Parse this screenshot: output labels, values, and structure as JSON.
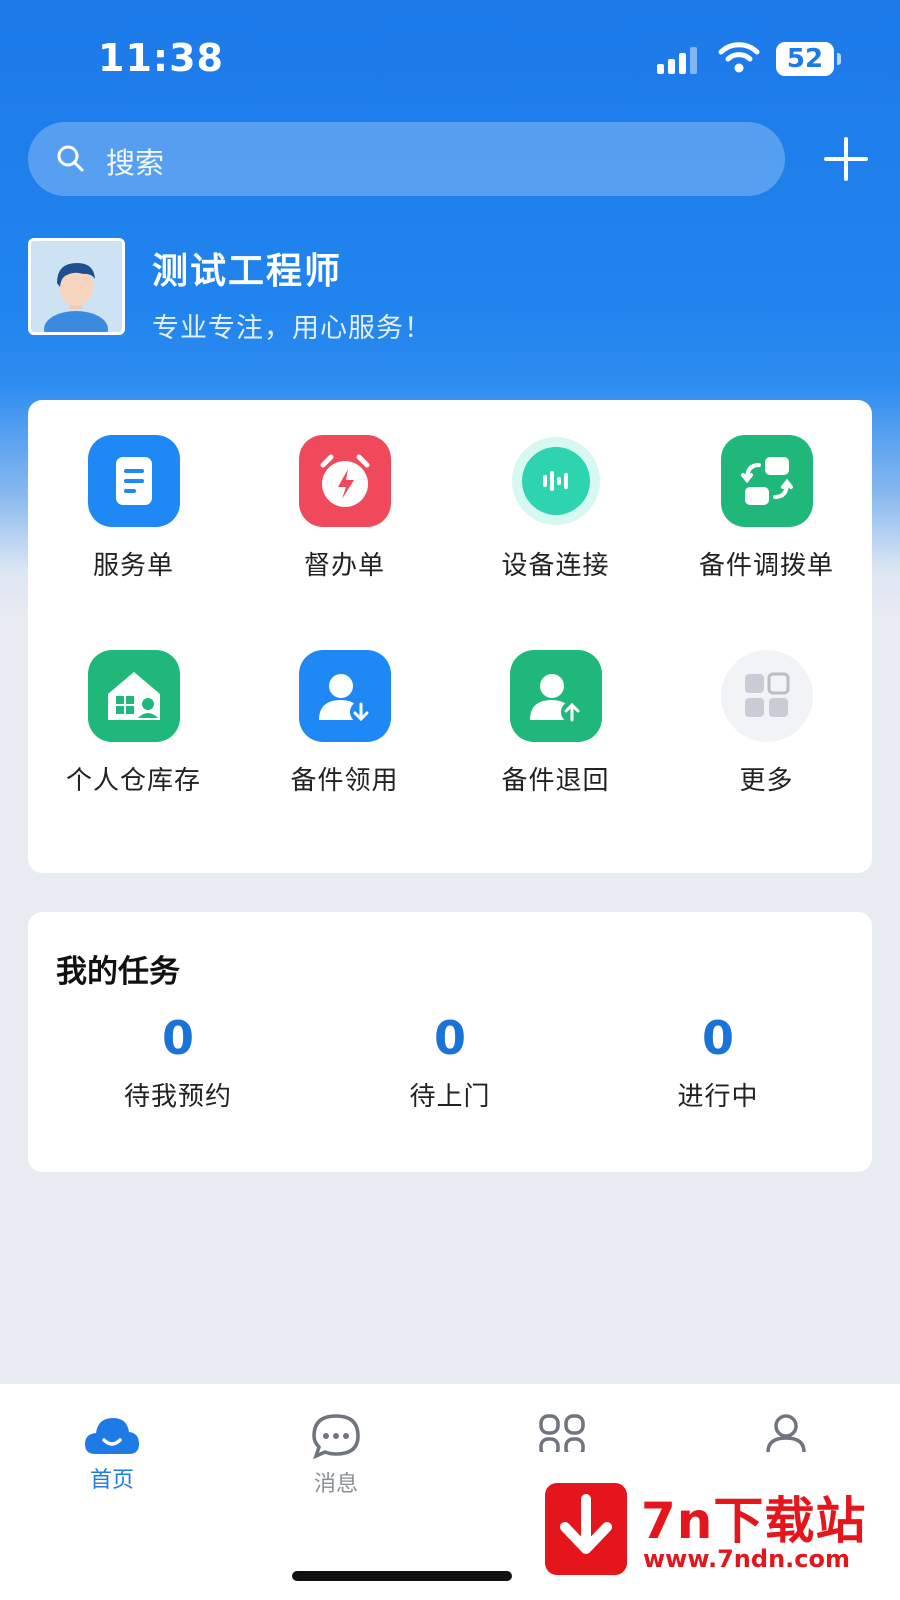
{
  "status_bar": {
    "time": "11:38",
    "battery": "52"
  },
  "search": {
    "placeholder": "搜索"
  },
  "profile": {
    "name": "测试工程师",
    "slogan": "专业专注，用心服务！"
  },
  "grid": [
    {
      "label": "服务单",
      "icon": "document-icon",
      "color": "#1e88f5"
    },
    {
      "label": "督办单",
      "icon": "alarm-clock-icon",
      "color": "#f0495b"
    },
    {
      "label": "设备连接",
      "icon": "sound-wave-icon",
      "color": "#2ed3b0"
    },
    {
      "label": "备件调拨单",
      "icon": "swap-icon",
      "color": "#1fb87a"
    },
    {
      "label": "个人仓库存",
      "icon": "warehouse-icon",
      "color": "#1fb87a"
    },
    {
      "label": "备件领用",
      "icon": "user-download-icon",
      "color": "#1e88f5"
    },
    {
      "label": "备件退回",
      "icon": "user-upload-icon",
      "color": "#1fb87a"
    },
    {
      "label": "更多",
      "icon": "more-grid-icon",
      "color": "#c9ccd4"
    }
  ],
  "tasks": {
    "title": "我的任务",
    "stats": [
      {
        "value": "0",
        "label": "待我预约"
      },
      {
        "value": "0",
        "label": "待上门"
      },
      {
        "value": "0",
        "label": "进行中"
      }
    ]
  },
  "tabbar": {
    "items": [
      {
        "label": "首页",
        "active": true
      },
      {
        "label": "消息",
        "active": false
      },
      {
        "label": "",
        "active": false
      },
      {
        "label": "",
        "active": false
      }
    ],
    "active_color": "#1e7be6",
    "inactive_color": "#8a8f99"
  },
  "watermark": {
    "title": "7n下载站",
    "url": "www.7ndn.com"
  }
}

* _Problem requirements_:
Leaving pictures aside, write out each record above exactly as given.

* _Answer_:
Parse this screenshot: output labels, values, and structure as JSON.
{
  "status_bar": {
    "time": "11:38",
    "battery": "52"
  },
  "search": {
    "placeholder": "搜索"
  },
  "profile": {
    "name": "测试工程师",
    "slogan": "专业专注，用心服务！"
  },
  "grid": [
    {
      "label": "服务单",
      "icon": "document-icon",
      "color": "#1e88f5"
    },
    {
      "label": "督办单",
      "icon": "alarm-clock-icon",
      "color": "#f0495b"
    },
    {
      "label": "设备连接",
      "icon": "sound-wave-icon",
      "color": "#2ed3b0"
    },
    {
      "label": "备件调拨单",
      "icon": "swap-icon",
      "color": "#1fb87a"
    },
    {
      "label": "个人仓库存",
      "icon": "warehouse-icon",
      "color": "#1fb87a"
    },
    {
      "label": "备件领用",
      "icon": "user-download-icon",
      "color": "#1e88f5"
    },
    {
      "label": "备件退回",
      "icon": "user-upload-icon",
      "color": "#1fb87a"
    },
    {
      "label": "更多",
      "icon": "more-grid-icon",
      "color": "#c9ccd4"
    }
  ],
  "tasks": {
    "title": "我的任务",
    "stats": [
      {
        "value": "0",
        "label": "待我预约"
      },
      {
        "value": "0",
        "label": "待上门"
      },
      {
        "value": "0",
        "label": "进行中"
      }
    ]
  },
  "tabbar": {
    "items": [
      {
        "label": "首页",
        "active": true
      },
      {
        "label": "消息",
        "active": false
      },
      {
        "label": "",
        "active": false
      },
      {
        "label": "",
        "active": false
      }
    ],
    "active_color": "#1e7be6",
    "inactive_color": "#8a8f99"
  },
  "watermark": {
    "title": "7n下载站",
    "url": "www.7ndn.com"
  }
}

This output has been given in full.